## Work request
Repeat the data exactly, please.

## Data to process
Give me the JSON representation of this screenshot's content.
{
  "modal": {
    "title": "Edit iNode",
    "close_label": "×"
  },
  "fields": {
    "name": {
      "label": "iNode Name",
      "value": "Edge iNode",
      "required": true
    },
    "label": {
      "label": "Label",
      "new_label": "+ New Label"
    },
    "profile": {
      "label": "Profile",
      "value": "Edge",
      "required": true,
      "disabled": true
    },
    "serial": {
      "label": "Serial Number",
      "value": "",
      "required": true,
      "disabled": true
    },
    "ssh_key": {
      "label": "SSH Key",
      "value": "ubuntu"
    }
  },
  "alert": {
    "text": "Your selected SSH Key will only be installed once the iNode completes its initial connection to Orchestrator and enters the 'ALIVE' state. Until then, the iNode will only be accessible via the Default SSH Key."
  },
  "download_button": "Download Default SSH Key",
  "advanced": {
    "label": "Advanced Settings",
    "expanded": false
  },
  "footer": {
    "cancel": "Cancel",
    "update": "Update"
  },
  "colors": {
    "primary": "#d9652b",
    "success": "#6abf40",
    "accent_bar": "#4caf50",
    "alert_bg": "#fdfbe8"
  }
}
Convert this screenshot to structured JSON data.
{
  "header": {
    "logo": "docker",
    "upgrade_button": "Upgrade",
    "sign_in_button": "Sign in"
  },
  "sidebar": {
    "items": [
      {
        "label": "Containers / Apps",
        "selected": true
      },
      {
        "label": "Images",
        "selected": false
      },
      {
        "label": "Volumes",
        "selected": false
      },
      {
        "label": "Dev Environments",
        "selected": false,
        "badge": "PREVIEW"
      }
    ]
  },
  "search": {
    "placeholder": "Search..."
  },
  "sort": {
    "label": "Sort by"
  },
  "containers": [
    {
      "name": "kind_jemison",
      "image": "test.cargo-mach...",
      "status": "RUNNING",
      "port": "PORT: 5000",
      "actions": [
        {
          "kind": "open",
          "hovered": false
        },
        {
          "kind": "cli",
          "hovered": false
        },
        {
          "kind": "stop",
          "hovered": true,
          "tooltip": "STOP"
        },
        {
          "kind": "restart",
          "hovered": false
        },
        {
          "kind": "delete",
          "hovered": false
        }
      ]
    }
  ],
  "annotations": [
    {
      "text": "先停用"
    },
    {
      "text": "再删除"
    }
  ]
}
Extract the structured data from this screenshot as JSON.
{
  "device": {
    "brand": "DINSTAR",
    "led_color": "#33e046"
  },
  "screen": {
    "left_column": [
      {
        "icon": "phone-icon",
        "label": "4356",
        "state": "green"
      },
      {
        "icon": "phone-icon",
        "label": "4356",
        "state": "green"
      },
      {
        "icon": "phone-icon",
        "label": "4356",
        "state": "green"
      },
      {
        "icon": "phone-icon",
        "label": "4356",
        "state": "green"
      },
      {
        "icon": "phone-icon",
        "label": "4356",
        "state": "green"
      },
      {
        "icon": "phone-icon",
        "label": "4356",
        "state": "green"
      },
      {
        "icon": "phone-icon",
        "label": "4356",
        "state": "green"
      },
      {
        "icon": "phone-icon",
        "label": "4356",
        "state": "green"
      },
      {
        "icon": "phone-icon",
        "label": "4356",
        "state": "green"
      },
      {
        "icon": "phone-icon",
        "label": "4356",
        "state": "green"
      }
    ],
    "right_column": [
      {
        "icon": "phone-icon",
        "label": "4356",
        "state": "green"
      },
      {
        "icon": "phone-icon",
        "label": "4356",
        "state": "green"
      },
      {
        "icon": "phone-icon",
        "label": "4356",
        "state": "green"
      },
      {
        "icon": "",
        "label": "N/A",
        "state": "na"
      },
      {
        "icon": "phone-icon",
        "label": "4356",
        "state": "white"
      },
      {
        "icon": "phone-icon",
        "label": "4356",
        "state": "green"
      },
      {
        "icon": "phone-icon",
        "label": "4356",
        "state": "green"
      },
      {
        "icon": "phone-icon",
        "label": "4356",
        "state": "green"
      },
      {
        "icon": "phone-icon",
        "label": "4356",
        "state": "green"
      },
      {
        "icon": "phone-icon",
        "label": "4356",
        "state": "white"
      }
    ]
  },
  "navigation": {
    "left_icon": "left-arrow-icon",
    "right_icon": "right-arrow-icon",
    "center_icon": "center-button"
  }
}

## Completed exercise
Give me the JSON representation of this screenshot's content.
{
  "modal": {
    "title": "Edit iNode",
    "close_label": "×"
  },
  "fields": {
    "name": {
      "label": "iNode Name",
      "value": "Edge iNode",
      "required": true
    },
    "label": {
      "label": "Label",
      "new_label": "+ New Label"
    },
    "profile": {
      "label": "Profile",
      "value": "Edge",
      "required": true,
      "disabled": true
    },
    "serial": {
      "label": "Serial Number",
      "value": "",
      "required": true,
      "disabled": true
    },
    "ssh_key": {
      "label": "SSH Key",
      "value": "ubuntu"
    }
  },
  "alert": {
    "text": "Your selected SSH Key will only be installed once the iNode completes its initial connection to Orchestrator and enters the 'ALIVE' state. Until then, the iNode will only be accessible via the Default SSH Key."
  },
  "download_button": "Download Default SSH Key",
  "advanced": {
    "label": "Advanced Settings",
    "expanded": false
  },
  "footer": {
    "cancel": "Cancel",
    "update": "Update"
  },
  "colors": {
    "primary": "#d9652b",
    "success": "#6abf40",
    "accent_bar": "#4caf50",
    "alert_bg": "#fdfbe8"
  }
}
Convert this screenshot to structured JSON data.
{
  "header": {
    "logo": "docker",
    "upgrade_button": "Upgrade",
    "sign_in_button": "Sign in"
  },
  "sidebar": {
    "items": [
      {
        "label": "Containers / Apps",
        "selected": true
      },
      {
        "label": "Images",
        "selected": false
      },
      {
        "label": "Volumes",
        "selected": false
      },
      {
        "label": "Dev Environments",
        "selected": false,
        "badge": "PREVIEW"
      }
    ]
  },
  "search": {
    "placeholder": "Search..."
  },
  "sort": {
    "label": "Sort by"
  },
  "containers": [
    {
      "name": "kind_jemison",
      "image": "test.cargo-mach...",
      "status": "RUNNING",
      "port": "PORT: 5000",
      "actions": [
        {
          "kind": "open",
          "hovered": false
        },
        {
          "kind": "cli",
          "hovered": false
        },
        {
          "kind": "stop",
          "hovered": true,
          "tooltip": "STOP"
        },
        {
          "kind": "restart",
          "hovered": false
        },
        {
          "kind": "delete",
          "hovered": false
        }
      ]
    }
  ],
  "annotations": [
    {
      "text": "先停用"
    },
    {
      "text": "再删除"
    }
  ]
}
Extract the structured data from this screenshot as JSON.
{
  "device": {
    "brand": "DINSTAR",
    "led_color": "#33e046"
  },
  "screen": {
    "left_column": [
      {
        "icon": "phone-icon",
        "label": "4356",
        "state": "green"
      },
      {
        "icon": "phone-icon",
        "label": "4356",
        "state": "green"
      },
      {
        "icon": "phone-icon",
        "label": "4356",
        "state": "green"
      },
      {
        "icon": "phone-icon",
        "label": "4356",
        "state": "green"
      },
      {
        "icon": "phone-icon",
        "label": "4356",
        "state": "green"
      },
      {
        "icon": "phone-icon",
        "label": "4356",
        "state": "green"
      },
      {
        "icon": "phone-icon",
        "label": "4356",
        "state": "green"
      },
      {
        "icon": "phone-icon",
        "label": "4356",
        "state": "green"
      },
      {
        "icon": "phone-icon",
        "label": "4356",
        "state": "green"
      },
      {
        "icon": "phone-icon",
        "label": "4356",
        "state": "green"
      }
    ],
    "right_column": [
      {
        "icon": "phone-icon",
        "label": "4356",
        "state": "green"
      },
      {
        "icon": "phone-icon",
        "label": "4356",
        "state": "green"
      },
      {
        "icon": "phone-icon",
        "label": "4356",
        "state": "green"
      },
      {
        "icon": "",
        "label": "N/A",
        "state": "na"
      },
      {
        "icon": "phone-icon",
        "label": "4356",
        "state": "white"
      },
      {
        "icon": "phone-icon",
        "label": "4356",
        "state": "green"
      },
      {
        "icon": "phone-icon",
        "label": "4356",
        "state": "green"
      },
      {
        "icon": "phone-icon",
        "label": "4356",
        "state": "green"
      },
      {
        "icon": "phone-icon",
        "label": "4356",
        "state": "green"
      },
      {
        "icon": "phone-icon",
        "label": "4356",
        "state": "white"
      }
    ]
  },
  "navigation": {
    "left_icon": "left-arrow-icon",
    "right_icon": "right-arrow-icon",
    "center_icon": "center-button"
  }
}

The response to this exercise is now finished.